26 October 2014

Since August...

Once again I have to say that mostly due to the beautiful summer we just had, I wasn't able to make the usual blog posts. Guitar life was super busy however, so here is another mishmash of things since the last post in August.

August 26:

Here are some final photos of the past batch of guitars which are now complete. The one with the rounded heel cap has a spruce top, a 640mm scale length, and was the first guitar I made without an elevated fingerboard in over a year. The cedar instrument pictured here is now available through the dealer Grand Salon de Guitare (Grand Guitar Salon), in Montreal.

Early September:

I made a day trip to a relatively nearby tonewood mill, Acoustic Woods, to buy some cedar soundboard material. They process a ton of local cedar and spruce logs into soundboard blanks, mostly for overseas factories.

Also in Early September, I began working on a new batch of instruments. Both have non-standard scale lengths and new head stock shapes.

1) Cedar top, Indian rosewood back/sides, 645mm scale, sound port, elevated FB, Amazon rosewood bindings, head veneer and bridge. This customer has always admired the look of Louis Panormo head stocks, so asked if I could make the head stock of this guitar look like a Panormo. I was at first ambivalent since I've always thought Panormo head stocks look cool, but also a tad sinister and don't match the curves of the rest of the guitar too well. However, after a bit of thought I decided to give it a go, seeing if I could play with the lines to give it a calmer, more matter-of-fact, modern look that might suit the Gilbert tuners it's going to have, as well as jive with the rest of the instrument.

2) European spruce top, Indian rosewood back/sides 613.5mm scale, elevated FB. This client has commissioned several other guitars from me in the past, and for variety asked if I could give this instrument a new head stock shape. Of course I agreed, but had no idea at the time what that shape would be. After carving the Panormo style head pictured above, I really liked the long flat string ramps, the short distance between the tuner slots and the end of the head stock, and the overall bluntness of the design. So this new shape tries to keep those qualities, and also look a little gentler and more friendly.

Both instruments are assembled, finishing will begin soon.

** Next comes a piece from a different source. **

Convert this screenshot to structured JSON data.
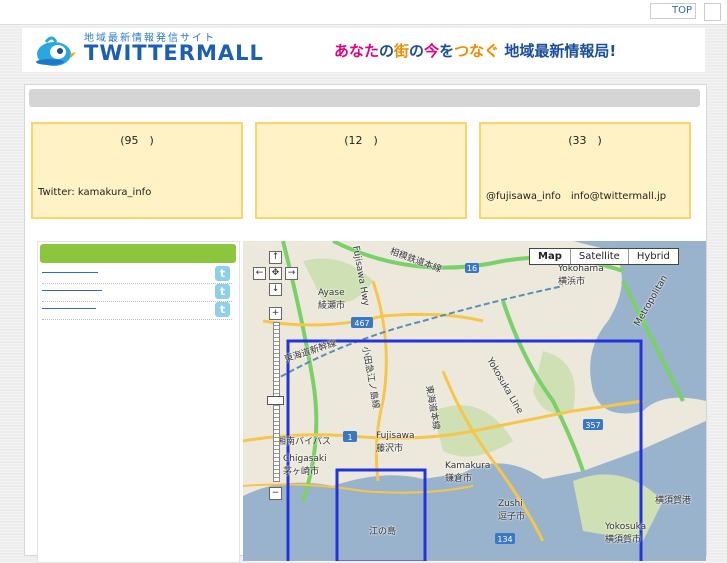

Spruce guitar: sides secured in the
heel with wedges, time for
Cedar guitar: soundboard bracing
just glued on
Bracing being shaped

Late September to Early October :

On top of the guitars being built, I did some repairs for a couple of clients. Gluing cracks and refretting a Martin D-16:

... and making an ebony armrest:

Cardboard template made and a
piece of ebony selected and cut
Recess routed away on the bottom
of the rest, will be cleaned up with
hand tools
Gluing it on

Finish masked, ready to shape with
a spoke shave and sanding block
Shaping almost complete Shaping complete and some wiping varnish applied

Done Another view

Arm rests like this are a new custom option on my guitars. I was a little slow adopting the feature since I've tried a few on other instruments that were uncomfortable for my right shoulder. After carefully considering all of the possibilities and variables (including the bevel type rest), what you see here is the design I like best. It doesn't cause that shoulder tension that some shapes can. And by holding the player's arm away from the top it has the benefits of allowing that edge of the soundboard to vibrate better, of keeping the finish and the soundboard wood from getting worn, and of softening the pressure point on the right forearm.